Work order -> Starting at the line with "Enumerate this screenshot's" and stopping at the final line, retype the data below exactly; do not carry over any pictures.
(Material supplied begins)
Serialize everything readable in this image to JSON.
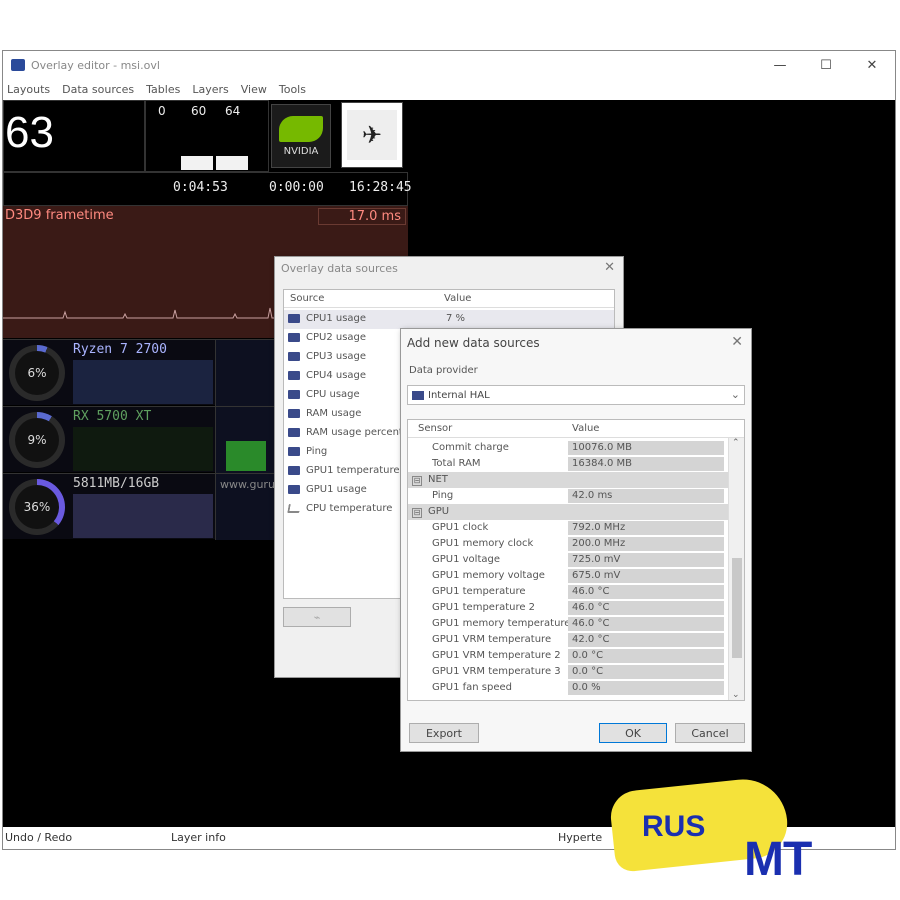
{
  "window": {
    "title": "Overlay editor - msi.ovl",
    "controls": [
      "—",
      "☐",
      "✕"
    ]
  },
  "menu": [
    "Layouts",
    "Data sources",
    "Tables",
    "Layers",
    "View",
    "Tools"
  ],
  "overlay": {
    "fps": "63",
    "mini_values": [
      "0",
      "60",
      "64"
    ],
    "timers": [
      "0:04:53",
      "0:00:00",
      "16:28:45"
    ],
    "nvidia_label": "NVIDIA",
    "frametime_label": "D3D9 frametime",
    "frametime_value": "17.0 ms",
    "rows": [
      {
        "name": "Ryzen 7 2700",
        "percent": "6%",
        "level": 0.06
      },
      {
        "name": "RX 5700 XT",
        "percent": "9%",
        "level": 0.09
      },
      {
        "name": "5811MB/16GB",
        "percent": "36%",
        "level": 0.36
      }
    ],
    "row3_extra": "www.guru"
  },
  "dialog_sources": {
    "title": "Overlay data sources",
    "col_source": "Source",
    "col_value": "Value",
    "items": [
      {
        "name": "CPU1 usage",
        "value": "7 %"
      },
      {
        "name": "CPU2 usage",
        "value": ""
      },
      {
        "name": "CPU3 usage",
        "value": ""
      },
      {
        "name": "CPU4 usage",
        "value": ""
      },
      {
        "name": "CPU usage",
        "value": ""
      },
      {
        "name": "RAM usage",
        "value": ""
      },
      {
        "name": "RAM usage percent",
        "value": ""
      },
      {
        "name": "Ping",
        "value": ""
      },
      {
        "name": "GPU1 temperature",
        "value": ""
      },
      {
        "name": "GPU1 usage",
        "value": ""
      },
      {
        "name": "CPU temperature",
        "value": ""
      }
    ]
  },
  "dialog_add": {
    "title": "Add new data sources",
    "provider_label": "Data provider",
    "provider_value": "Internal HAL",
    "col_sensor": "Sensor",
    "col_value": "Value",
    "rows": [
      {
        "name": "Commit charge",
        "value": "10076.0 MB",
        "group": false
      },
      {
        "name": "Total RAM",
        "value": "16384.0 MB",
        "group": false
      },
      {
        "name": "NET",
        "value": "",
        "group": true
      },
      {
        "name": "Ping",
        "value": "42.0 ms",
        "group": false
      },
      {
        "name": "GPU",
        "value": "",
        "group": true
      },
      {
        "name": "GPU1 clock",
        "value": "792.0 MHz",
        "group": false
      },
      {
        "name": "GPU1 memory clock",
        "value": "200.0 MHz",
        "group": false
      },
      {
        "name": "GPU1 voltage",
        "value": "725.0 mV",
        "group": false
      },
      {
        "name": "GPU1 memory voltage",
        "value": "675.0 mV",
        "group": false
      },
      {
        "name": "GPU1 temperature",
        "value": "46.0 °C",
        "group": false
      },
      {
        "name": "GPU1 temperature 2",
        "value": "46.0 °C",
        "group": false
      },
      {
        "name": "GPU1 memory temperature",
        "value": "46.0 °C",
        "group": false
      },
      {
        "name": "GPU1 VRM temperature",
        "value": "42.0 °C",
        "group": false
      },
      {
        "name": "GPU1 VRM temperature 2",
        "value": "0.0 °C",
        "group": false
      },
      {
        "name": "GPU1 VRM temperature 3",
        "value": "0.0 °C",
        "group": false
      },
      {
        "name": "GPU1 fan speed",
        "value": "0.0 %",
        "group": false
      }
    ],
    "export_label": "Export",
    "ok_label": "OK",
    "cancel_label": "Cancel"
  },
  "status": {
    "undo": "Undo / Redo",
    "layer": "Layer info",
    "hyper": "Hyperte"
  },
  "watermark": {
    "rus": "RUS",
    "mt": "MT"
  }
}
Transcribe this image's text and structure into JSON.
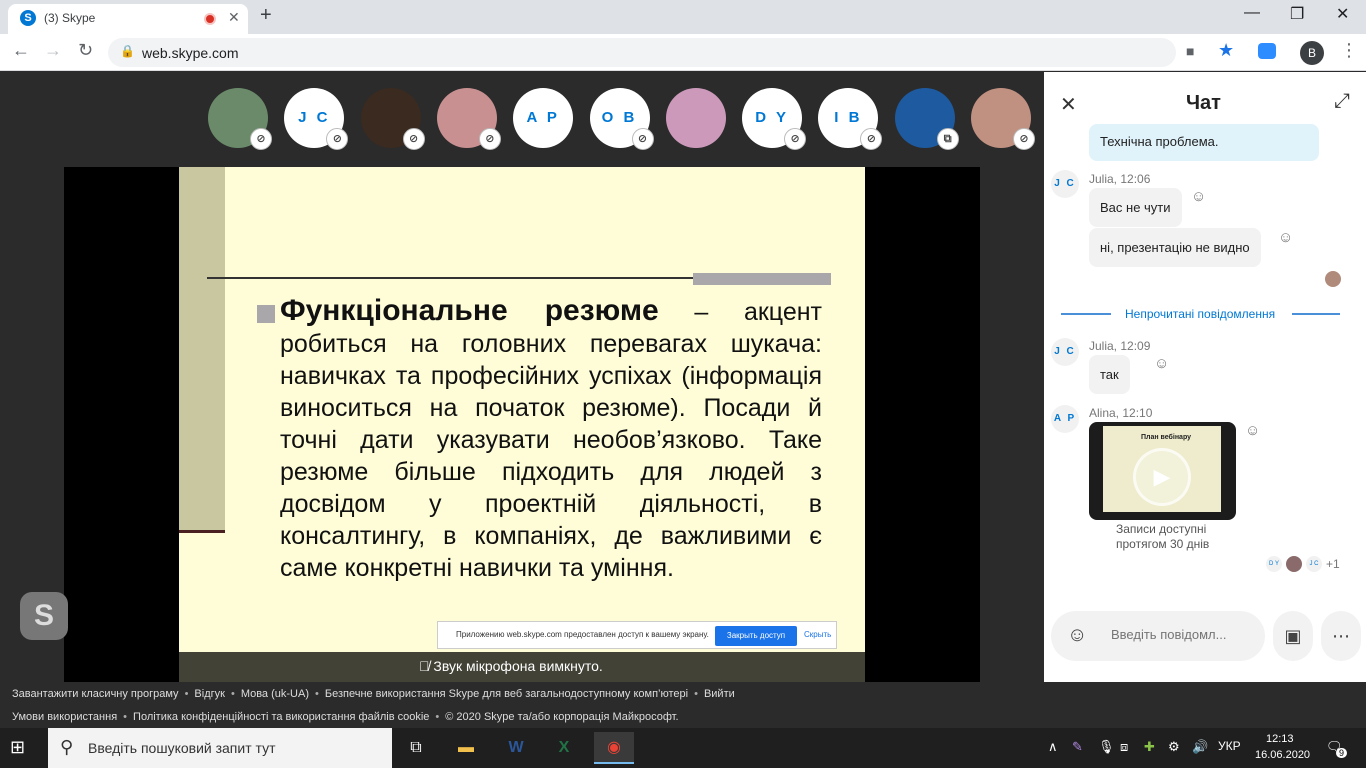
{
  "browser": {
    "tab_title": "(3) Skype",
    "url": "web.skype.com",
    "profile_initial": "B"
  },
  "participants": [
    {
      "initials": "",
      "photo": true,
      "muted": true
    },
    {
      "initials": "J C",
      "photo": false,
      "muted": true
    },
    {
      "initials": "",
      "photo": true,
      "muted": true
    },
    {
      "initials": "",
      "photo": true,
      "muted": true
    },
    {
      "initials": "A P",
      "photo": false,
      "muted": false
    },
    {
      "initials": "O B",
      "photo": false,
      "muted": true
    },
    {
      "initials": "",
      "photo": true,
      "muted": false
    },
    {
      "initials": "D Y",
      "photo": false,
      "muted": true
    },
    {
      "initials": "I B",
      "photo": false,
      "muted": true
    },
    {
      "initials": "",
      "photo": true,
      "muted": false,
      "screen_sharing": true
    },
    {
      "initials": "",
      "photo": true,
      "muted": true
    }
  ],
  "slide": {
    "heading": "Функціональне резюме",
    "body": " – акцент робиться на головних перевагах шукача: навичках та професійних успіхах (інформація виноситься на початок резюме). Посади й точні дати указувати необов’язково. Таке резюме більше підходить для людей з досвідом у проектній діяльності, в консалтингу, в компаніях, де важливими є саме конкретні навички та уміння."
  },
  "share_notice": {
    "text": "Приложению web.skype.com предоставлен доступ к вашему экрану.",
    "stop_label": "Закрыть доступ",
    "hide_label": "Скрыть"
  },
  "mic_status": "Звук мікрофона вимкнуто.",
  "chat": {
    "title": "Чат",
    "messages": [
      {
        "text": "Технічна проблема."
      },
      {
        "initials": "J C",
        "meta": "Julia, 12:06",
        "text": "Вас не чути"
      },
      {
        "text": "ні, презентацію не видно"
      },
      {
        "initials": "J C",
        "meta": "Julia, 12:09",
        "text": "так"
      },
      {
        "initials": "A P",
        "meta": "Alina, 12:10"
      }
    ],
    "unread_label": "Непрочитані повідомлення",
    "video": {
      "slide_title": "План вебінару",
      "caption": "Записи доступні протягом 30 днів"
    },
    "seen": [
      "D Y",
      "",
      "J C"
    ],
    "seen_more": "+1",
    "compose_placeholder": "Введіть повідомл..."
  },
  "footer": {
    "row1": [
      "Завантажити класичну програму",
      "Відгук",
      "Мова (uk-UA)",
      "Безпечне використання Skype для веб загальнодоступному комп’ютері",
      "Вийти"
    ],
    "row2": [
      "Умови використання",
      "Політика конфіденційності та використання файлів cookie",
      "© 2020 Skype та/або корпорація Майкрософт."
    ]
  },
  "taskbar": {
    "search_placeholder": "Введіть пошуковий запит тут",
    "lang": "УКР",
    "time": "12:13",
    "date": "16.06.2020",
    "notifications": "9"
  },
  "colors": {
    "accent": "#0078d4",
    "slide_bg": "#fefdd8",
    "call_bg": "#2b2b2b"
  }
}
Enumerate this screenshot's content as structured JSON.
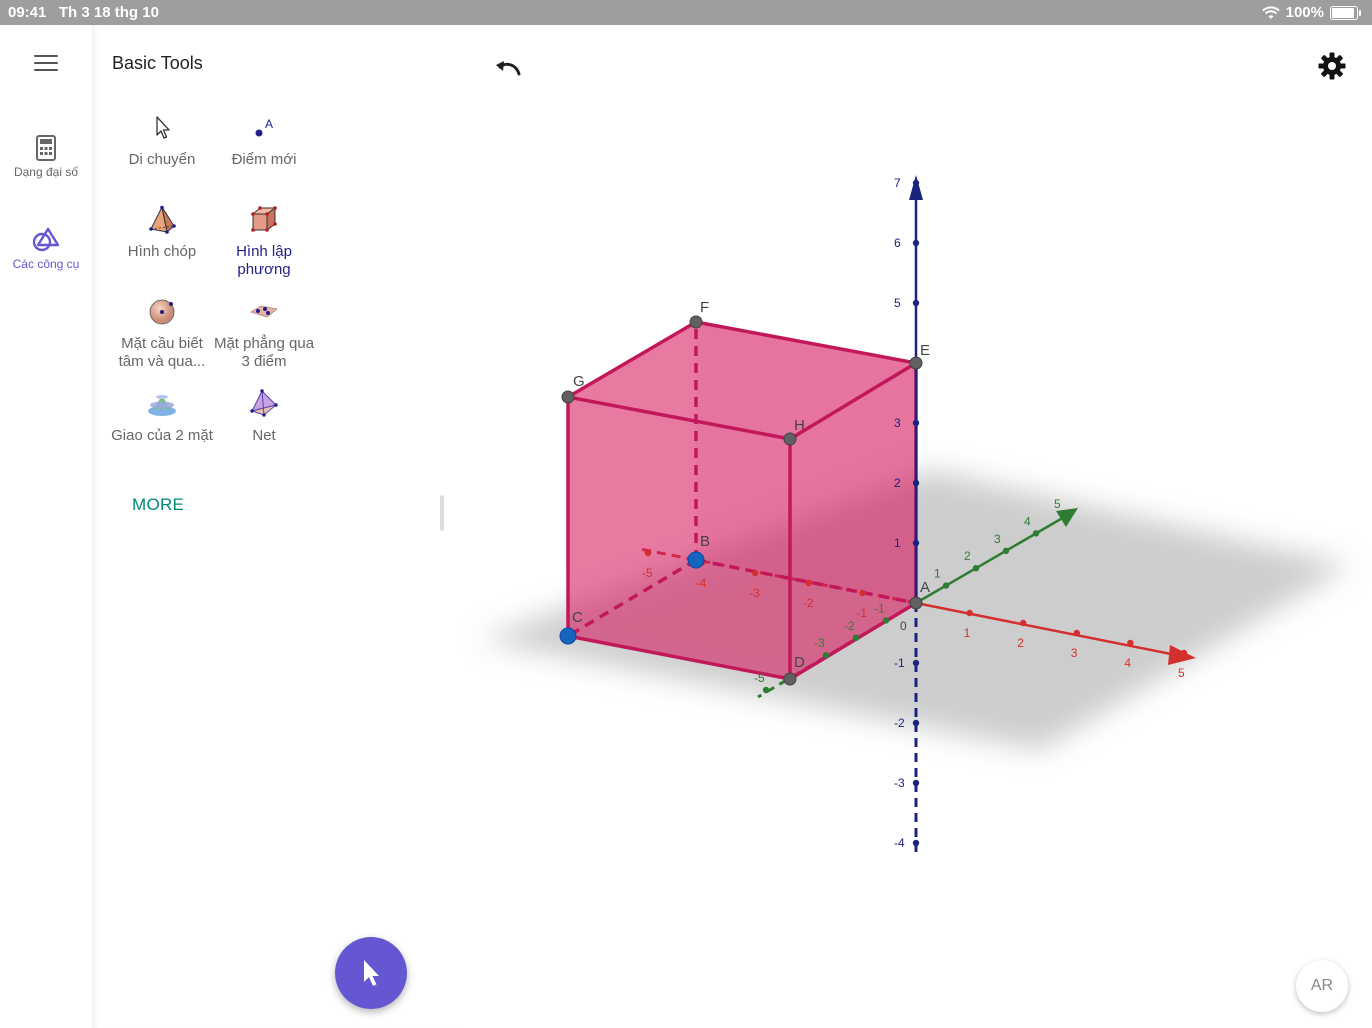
{
  "status_bar": {
    "time": "09:41",
    "date": "Th 3 18 thg 10",
    "battery": "100%",
    "battery_level": 1.0
  },
  "rail": {
    "menu_icon": "hamburger-menu-icon",
    "items": [
      {
        "label": "Dạng đại số",
        "icon": "calculator-icon",
        "active": false
      },
      {
        "label": "Các công cụ",
        "icon": "tools-icon",
        "active": true
      }
    ]
  },
  "panel": {
    "title": "Basic Tools",
    "tools": [
      {
        "label": "Di chuyển",
        "icon": "cursor-arrow-icon"
      },
      {
        "label": "Điểm mới",
        "icon": "new-point-icon",
        "glyph": "A"
      },
      {
        "label": "Hình chóp",
        "icon": "pyramid-icon"
      },
      {
        "label": "Hình lập phương",
        "icon": "cube-icon",
        "selected": true
      },
      {
        "label": "Mặt cầu biết tâm và qua...",
        "icon": "sphere-icon"
      },
      {
        "label": "Mặt phẳng qua 3 điểm",
        "icon": "plane-three-points-icon"
      },
      {
        "label": "Giao của 2 mặt",
        "icon": "intersect-surfaces-icon"
      },
      {
        "label": "Net",
        "icon": "net-icon"
      }
    ],
    "more_label": "MORE"
  },
  "toolbar": {
    "undo_icon": "undo-icon",
    "settings_icon": "gear-icon",
    "ar_label": "AR"
  },
  "fab": {
    "icon": "cursor-arrow-icon"
  },
  "graph": {
    "points": [
      "A",
      "B",
      "C",
      "D",
      "E",
      "F",
      "G",
      "H"
    ],
    "x_ticks": [
      "-5",
      "-4",
      "-3",
      "-2",
      "-1",
      "1",
      "2",
      "3",
      "4",
      "5"
    ],
    "y_ticks": [
      "-5",
      "-3",
      "-2",
      "-1",
      "1",
      "2",
      "3",
      "4",
      "5"
    ],
    "z_ticks": [
      "-4",
      "-3",
      "-2",
      "-1",
      "1",
      "2",
      "3",
      "5",
      "6",
      "7"
    ],
    "origin_label": "0",
    "colors": {
      "x_axis": "#d32f2f",
      "y_axis": "#2e7d32",
      "z_axis": "#1a237e",
      "cube": "#d81b60",
      "accent": "#6557d2"
    }
  }
}
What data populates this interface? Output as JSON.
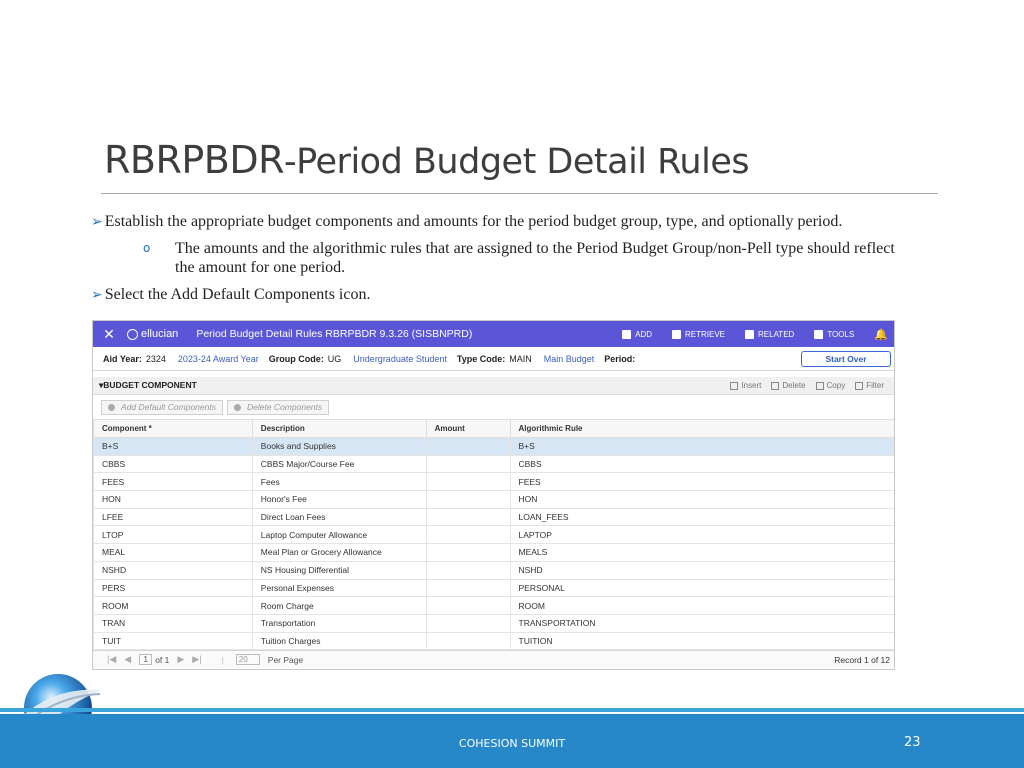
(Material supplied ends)
Result for this task ->
Enumerate this screenshot's content as structured JSON.
{
  "status_bar": {
    "time": "09:41",
    "date": "Th 3 18 thg 10",
    "battery": "100%",
    "battery_level": 1.0
  },
  "rail": {
    "menu_icon": "hamburger-menu-icon",
    "items": [
      {
        "label": "Dạng đại số",
        "icon": "calculator-icon",
        "active": false
      },
      {
        "label": "Các công cụ",
        "icon": "tools-icon",
        "active": true
      }
    ]
  },
  "panel": {
    "title": "Basic Tools",
    "tools": [
      {
        "label": "Di chuyển",
        "icon": "cursor-arrow-icon"
      },
      {
        "label": "Điểm mới",
        "icon": "new-point-icon",
        "glyph": "A"
      },
      {
        "label": "Hình chóp",
        "icon": "pyramid-icon"
      },
      {
        "label": "Hình lập phương",
        "icon": "cube-icon",
        "selected": true
      },
      {
        "label": "Mặt cầu biết tâm và qua...",
        "icon": "sphere-icon"
      },
      {
        "label": "Mặt phẳng qua 3 điểm",
        "icon": "plane-three-points-icon"
      },
      {
        "label": "Giao của 2 mặt",
        "icon": "intersect-surfaces-icon"
      },
      {
        "label": "Net",
        "icon": "net-icon"
      }
    ],
    "more_label": "MORE"
  },
  "toolbar": {
    "undo_icon": "undo-icon",
    "settings_icon": "gear-icon",
    "ar_label": "AR"
  },
  "fab": {
    "icon": "cursor-arrow-icon"
  },
  "graph": {
    "points": [
      "A",
      "B",
      "C",
      "D",
      "E",
      "F",
      "G",
      "H"
    ],
    "x_ticks": [
      "-5",
      "-4",
      "-3",
      "-2",
      "-1",
      "1",
      "2",
      "3",
      "4",
      "5"
    ],
    "y_ticks": [
      "-5",
      "-3",
      "-2",
      "-1",
      "1",
      "2",
      "3",
      "4",
      "5"
    ],
    "z_ticks": [
      "-4",
      "-3",
      "-2",
      "-1",
      "1",
      "2",
      "3",
      "5",
      "6",
      "7"
    ],
    "origin_label": "0",
    "colors": {
      "x_axis": "#d32f2f",
      "y_axis": "#2e7d32",
      "z_axis": "#1a237e",
      "cube": "#d81b60",
      "accent": "#6557d2"
    }
  }
}
What data populates this interface? Output as JSON.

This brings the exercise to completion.